§ Problem to work on
No pictures in the copy, please: retype all the records exactly.

§ Input data
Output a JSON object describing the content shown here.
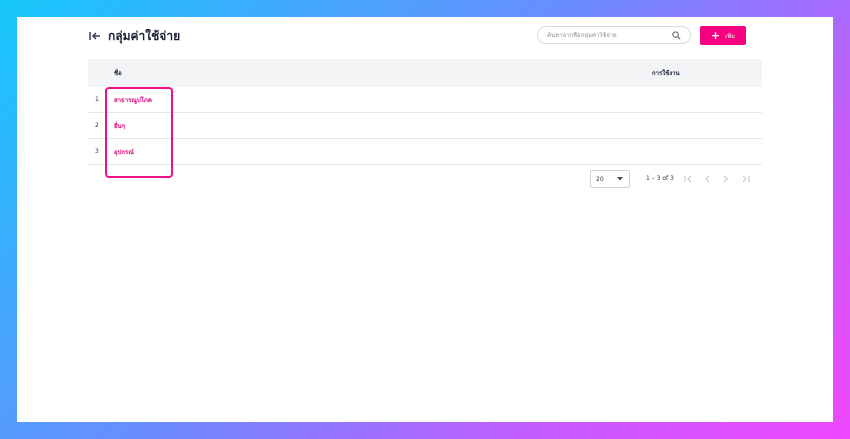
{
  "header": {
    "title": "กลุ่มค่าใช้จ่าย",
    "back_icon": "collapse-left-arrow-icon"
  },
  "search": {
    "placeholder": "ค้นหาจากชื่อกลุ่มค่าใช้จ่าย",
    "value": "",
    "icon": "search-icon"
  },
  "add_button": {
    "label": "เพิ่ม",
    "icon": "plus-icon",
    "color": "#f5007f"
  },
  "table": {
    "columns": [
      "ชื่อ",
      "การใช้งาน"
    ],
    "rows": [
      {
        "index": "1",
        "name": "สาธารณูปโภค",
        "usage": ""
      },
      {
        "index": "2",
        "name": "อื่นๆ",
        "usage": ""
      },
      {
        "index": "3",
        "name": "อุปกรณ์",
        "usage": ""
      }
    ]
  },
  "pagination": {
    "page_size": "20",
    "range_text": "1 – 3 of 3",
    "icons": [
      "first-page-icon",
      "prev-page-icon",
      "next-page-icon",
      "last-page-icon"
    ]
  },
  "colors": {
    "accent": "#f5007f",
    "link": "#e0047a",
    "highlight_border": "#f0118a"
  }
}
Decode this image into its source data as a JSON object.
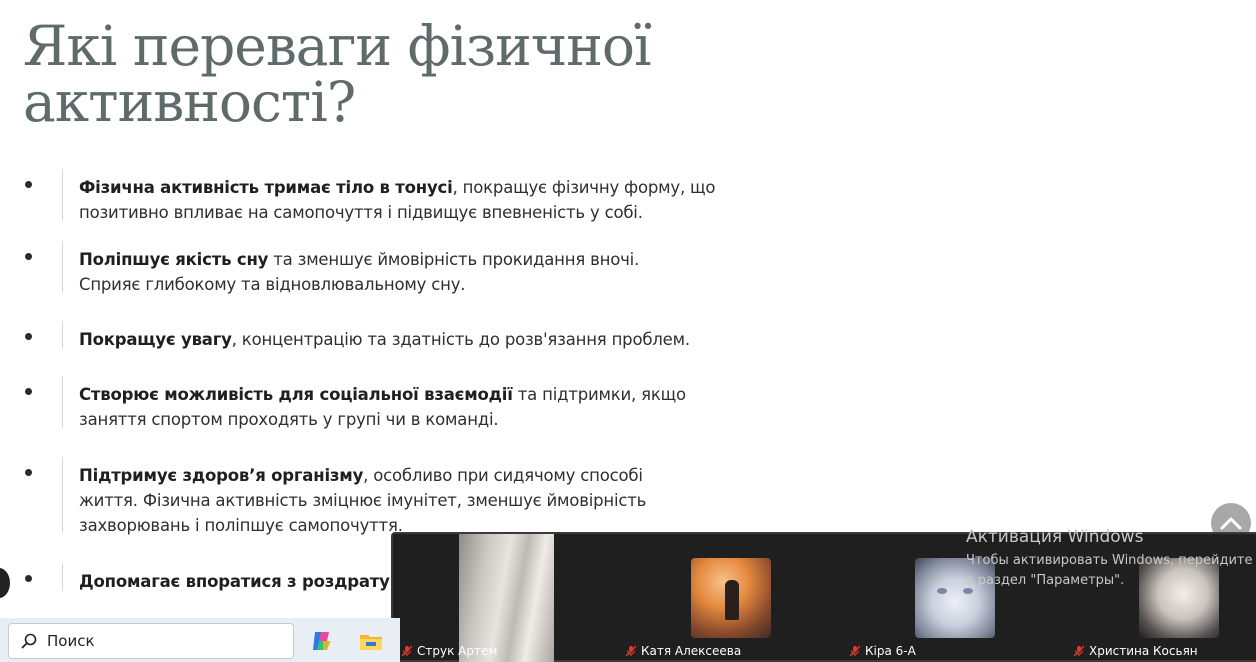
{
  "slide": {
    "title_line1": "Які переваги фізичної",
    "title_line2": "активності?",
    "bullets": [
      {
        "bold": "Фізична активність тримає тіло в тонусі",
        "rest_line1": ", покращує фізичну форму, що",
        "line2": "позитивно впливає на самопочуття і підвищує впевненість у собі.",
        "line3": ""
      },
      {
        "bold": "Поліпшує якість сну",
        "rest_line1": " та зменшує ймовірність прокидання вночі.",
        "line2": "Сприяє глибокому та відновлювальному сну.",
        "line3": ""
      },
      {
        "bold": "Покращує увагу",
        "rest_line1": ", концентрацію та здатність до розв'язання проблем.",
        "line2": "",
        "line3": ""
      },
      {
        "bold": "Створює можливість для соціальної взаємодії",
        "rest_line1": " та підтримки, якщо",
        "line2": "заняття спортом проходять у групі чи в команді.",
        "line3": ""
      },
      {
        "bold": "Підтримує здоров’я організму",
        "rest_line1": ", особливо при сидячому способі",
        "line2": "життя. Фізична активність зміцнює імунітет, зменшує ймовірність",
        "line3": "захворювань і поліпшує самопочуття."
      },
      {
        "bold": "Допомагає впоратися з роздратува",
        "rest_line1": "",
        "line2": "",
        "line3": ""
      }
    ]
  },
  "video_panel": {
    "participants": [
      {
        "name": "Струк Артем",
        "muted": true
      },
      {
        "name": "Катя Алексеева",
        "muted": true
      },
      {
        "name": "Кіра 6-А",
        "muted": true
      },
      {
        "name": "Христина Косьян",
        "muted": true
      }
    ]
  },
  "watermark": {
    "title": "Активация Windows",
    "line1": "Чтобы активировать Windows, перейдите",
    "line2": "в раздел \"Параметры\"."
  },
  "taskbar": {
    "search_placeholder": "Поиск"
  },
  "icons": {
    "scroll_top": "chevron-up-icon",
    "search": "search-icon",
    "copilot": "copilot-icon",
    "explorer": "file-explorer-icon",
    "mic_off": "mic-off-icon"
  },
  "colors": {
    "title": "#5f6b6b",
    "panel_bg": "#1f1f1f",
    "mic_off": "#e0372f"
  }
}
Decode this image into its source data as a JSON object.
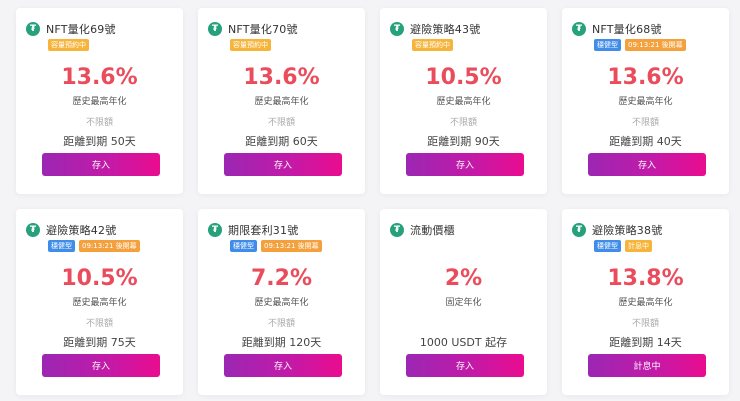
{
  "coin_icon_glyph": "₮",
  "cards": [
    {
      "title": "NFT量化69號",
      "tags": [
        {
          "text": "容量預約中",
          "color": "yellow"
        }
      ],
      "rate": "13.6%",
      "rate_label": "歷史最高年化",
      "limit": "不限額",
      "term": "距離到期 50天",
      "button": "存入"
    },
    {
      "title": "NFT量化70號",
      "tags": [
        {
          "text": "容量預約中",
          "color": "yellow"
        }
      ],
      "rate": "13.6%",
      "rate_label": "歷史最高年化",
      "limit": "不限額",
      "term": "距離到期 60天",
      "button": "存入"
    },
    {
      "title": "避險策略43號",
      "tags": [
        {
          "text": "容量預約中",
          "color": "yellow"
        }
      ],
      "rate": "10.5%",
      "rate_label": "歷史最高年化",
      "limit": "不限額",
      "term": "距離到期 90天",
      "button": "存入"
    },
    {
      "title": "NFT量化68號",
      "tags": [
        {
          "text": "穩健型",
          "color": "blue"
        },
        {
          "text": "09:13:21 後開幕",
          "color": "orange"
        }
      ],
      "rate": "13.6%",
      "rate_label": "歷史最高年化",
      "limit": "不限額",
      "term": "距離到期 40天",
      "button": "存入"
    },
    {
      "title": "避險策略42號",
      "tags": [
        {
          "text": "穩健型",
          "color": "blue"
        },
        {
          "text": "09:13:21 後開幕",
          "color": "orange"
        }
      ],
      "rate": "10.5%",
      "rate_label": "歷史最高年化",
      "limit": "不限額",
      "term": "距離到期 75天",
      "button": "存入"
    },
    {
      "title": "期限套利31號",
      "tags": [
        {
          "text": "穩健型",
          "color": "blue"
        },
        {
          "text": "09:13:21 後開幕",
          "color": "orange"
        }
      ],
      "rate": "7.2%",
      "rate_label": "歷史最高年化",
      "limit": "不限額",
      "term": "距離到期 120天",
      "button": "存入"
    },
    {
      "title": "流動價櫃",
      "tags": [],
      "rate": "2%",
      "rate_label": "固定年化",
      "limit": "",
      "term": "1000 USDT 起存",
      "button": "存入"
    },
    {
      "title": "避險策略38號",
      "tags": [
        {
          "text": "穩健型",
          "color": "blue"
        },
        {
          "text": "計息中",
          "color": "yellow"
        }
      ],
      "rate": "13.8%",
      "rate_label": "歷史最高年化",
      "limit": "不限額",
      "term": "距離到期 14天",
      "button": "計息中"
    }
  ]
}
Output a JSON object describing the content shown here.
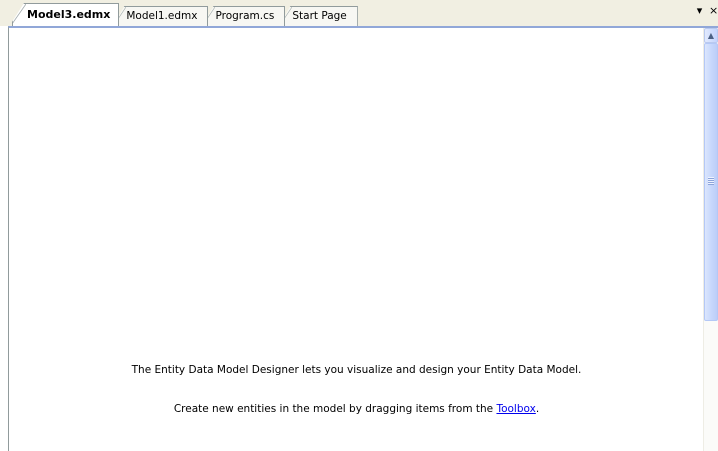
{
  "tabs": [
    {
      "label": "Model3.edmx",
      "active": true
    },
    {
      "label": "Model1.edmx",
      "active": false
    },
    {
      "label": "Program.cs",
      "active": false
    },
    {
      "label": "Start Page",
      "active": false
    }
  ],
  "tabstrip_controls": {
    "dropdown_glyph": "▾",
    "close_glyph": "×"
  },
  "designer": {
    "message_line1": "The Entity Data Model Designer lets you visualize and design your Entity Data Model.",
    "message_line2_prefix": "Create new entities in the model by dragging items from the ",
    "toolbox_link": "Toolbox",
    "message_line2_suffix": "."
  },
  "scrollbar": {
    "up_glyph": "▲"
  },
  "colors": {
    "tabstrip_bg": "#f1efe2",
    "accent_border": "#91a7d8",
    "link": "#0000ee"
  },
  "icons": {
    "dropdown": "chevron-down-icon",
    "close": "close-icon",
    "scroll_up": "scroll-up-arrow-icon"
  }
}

§ Solution below
Output a JSON object describing the content shown here.
{
  "header": {
    "title": "กลุ่มค่าใช้จ่าย",
    "back_icon": "collapse-left-arrow-icon"
  },
  "search": {
    "placeholder": "ค้นหาจากชื่อกลุ่มค่าใช้จ่าย",
    "value": "",
    "icon": "search-icon"
  },
  "add_button": {
    "label": "เพิ่ม",
    "icon": "plus-icon",
    "color": "#f5007f"
  },
  "table": {
    "columns": [
      "ชื่อ",
      "การใช้งาน"
    ],
    "rows": [
      {
        "index": "1",
        "name": "สาธารณูปโภค",
        "usage": ""
      },
      {
        "index": "2",
        "name": "อื่นๆ",
        "usage": ""
      },
      {
        "index": "3",
        "name": "อุปกรณ์",
        "usage": ""
      }
    ]
  },
  "pagination": {
    "page_size": "20",
    "range_text": "1 – 3 of 3",
    "icons": [
      "first-page-icon",
      "prev-page-icon",
      "next-page-icon",
      "last-page-icon"
    ]
  },
  "colors": {
    "accent": "#f5007f",
    "link": "#e0047a",
    "highlight_border": "#f0118a"
  }
}
Decode this image into its source data as a JSON object.
{
  "slide": {
    "title_line1": "Які переваги фізичної",
    "title_line2": "активності?",
    "bullets": [
      {
        "bold": "Фізична активність тримає тіло в тонусі",
        "rest_line1": ", покращує фізичну форму, що",
        "line2": "позитивно впливає на самопочуття і підвищує впевненість у собі.",
        "line3": ""
      },
      {
        "bold": "Поліпшує якість сну",
        "rest_line1": " та зменшує ймовірність прокидання вночі.",
        "line2": "Сприяє глибокому та відновлювальному сну.",
        "line3": ""
      },
      {
        "bold": "Покращує увагу",
        "rest_line1": ", концентрацію та здатність до розв'язання проблем.",
        "line2": "",
        "line3": ""
      },
      {
        "bold": "Створює можливість для соціальної взаємодії",
        "rest_line1": " та підтримки, якщо",
        "line2": "заняття спортом проходять у групі чи в команді.",
        "line3": ""
      },
      {
        "bold": "Підтримує здоров’я організму",
        "rest_line1": ", особливо при сидячому способі",
        "line2": "життя. Фізична активність зміцнює імунітет, зменшує ймовірність",
        "line3": "захворювань і поліпшує самопочуття."
      },
      {
        "bold": "Допомагає впоратися з роздратува",
        "rest_line1": "",
        "line2": "",
        "line3": ""
      }
    ]
  },
  "video_panel": {
    "participants": [
      {
        "name": "Струк Артем",
        "muted": true
      },
      {
        "name": "Катя Алексеева",
        "muted": true
      },
      {
        "name": "Кіра 6-А",
        "muted": true
      },
      {
        "name": "Христина Косьян",
        "muted": true
      }
    ]
  },
  "watermark": {
    "title": "Активация Windows",
    "line1": "Чтобы активировать Windows, перейдите",
    "line2": "в раздел \"Параметры\"."
  },
  "taskbar": {
    "search_placeholder": "Поиск"
  },
  "icons": {
    "scroll_top": "chevron-up-icon",
    "search": "search-icon",
    "copilot": "copilot-icon",
    "explorer": "file-explorer-icon",
    "mic_off": "mic-off-icon"
  },
  "colors": {
    "title": "#5f6b6b",
    "panel_bg": "#1f1f1f",
    "mic_off": "#e0372f"
  }
}
Decode this image into its source data as a JSON object.
{
  "coin_icon_glyph": "₮",
  "cards": [
    {
      "title": "NFT量化69號",
      "tags": [
        {
          "text": "容量預約中",
          "color": "yellow"
        }
      ],
      "rate": "13.6%",
      "rate_label": "歷史最高年化",
      "limit": "不限額",
      "term": "距離到期 50天",
      "button": "存入"
    },
    {
      "title": "NFT量化70號",
      "tags": [
        {
          "text": "容量預約中",
          "color": "yellow"
        }
      ],
      "rate": "13.6%",
      "rate_label": "歷史最高年化",
      "limit": "不限額",
      "term": "距離到期 60天",
      "button": "存入"
    },
    {
      "title": "避險策略43號",
      "tags": [
        {
          "text": "容量預約中",
          "color": "yellow"
        }
      ],
      "rate": "10.5%",
      "rate_label": "歷史最高年化",
      "limit": "不限額",
      "term": "距離到期 90天",
      "button": "存入"
    },
    {
      "title": "NFT量化68號",
      "tags": [
        {
          "text": "穩健型",
          "color": "blue"
        },
        {
          "text": "09:13:21 後開幕",
          "color": "orange"
        }
      ],
      "rate": "13.6%",
      "rate_label": "歷史最高年化",
      "limit": "不限額",
      "term": "距離到期 40天",
      "button": "存入"
    },
    {
      "title": "避險策略42號",
      "tags": [
        {
          "text": "穩健型",
          "color": "blue"
        },
        {
          "text": "09:13:21 後開幕",
          "color": "orange"
        }
      ],
      "rate": "10.5%",
      "rate_label": "歷史最高年化",
      "limit": "不限額",
      "term": "距離到期 75天",
      "button": "存入"
    },
    {
      "title": "期限套利31號",
      "tags": [
        {
          "text": "穩健型",
          "color": "blue"
        },
        {
          "text": "09:13:21 後開幕",
          "color": "orange"
        }
      ],
      "rate": "7.2%",
      "rate_label": "歷史最高年化",
      "limit": "不限額",
      "term": "距離到期 120天",
      "button": "存入"
    },
    {
      "title": "流動價櫃",
      "tags": [],
      "rate": "2%",
      "rate_label": "固定年化",
      "limit": "",
      "term": "1000 USDT 起存",
      "button": "存入"
    },
    {
      "title": "避險策略38號",
      "tags": [
        {
          "text": "穩健型",
          "color": "blue"
        },
        {
          "text": "計息中",
          "color": "yellow"
        }
      ],
      "rate": "13.8%",
      "rate_label": "歷史最高年化",
      "limit": "不限額",
      "term": "距離到期 14天",
      "button": "計息中"
    }
  ]
}
Output a JSON object describing the content shown here.
{
  "tabs": [
    {
      "label": "Model3.edmx",
      "active": true
    },
    {
      "label": "Model1.edmx",
      "active": false
    },
    {
      "label": "Program.cs",
      "active": false
    },
    {
      "label": "Start Page",
      "active": false
    }
  ],
  "tabstrip_controls": {
    "dropdown_glyph": "▾",
    "close_glyph": "×"
  },
  "designer": {
    "message_line1": "The Entity Data Model Designer lets you visualize and design your Entity Data Model.",
    "message_line2_prefix": "Create new entities in the model by dragging items from the ",
    "toolbox_link": "Toolbox",
    "message_line2_suffix": "."
  },
  "scrollbar": {
    "up_glyph": "▲"
  },
  "colors": {
    "tabstrip_bg": "#f1efe2",
    "accent_border": "#91a7d8",
    "link": "#0000ee"
  },
  "icons": {
    "dropdown": "chevron-down-icon",
    "close": "close-icon",
    "scroll_up": "scroll-up-arrow-icon"
  }
}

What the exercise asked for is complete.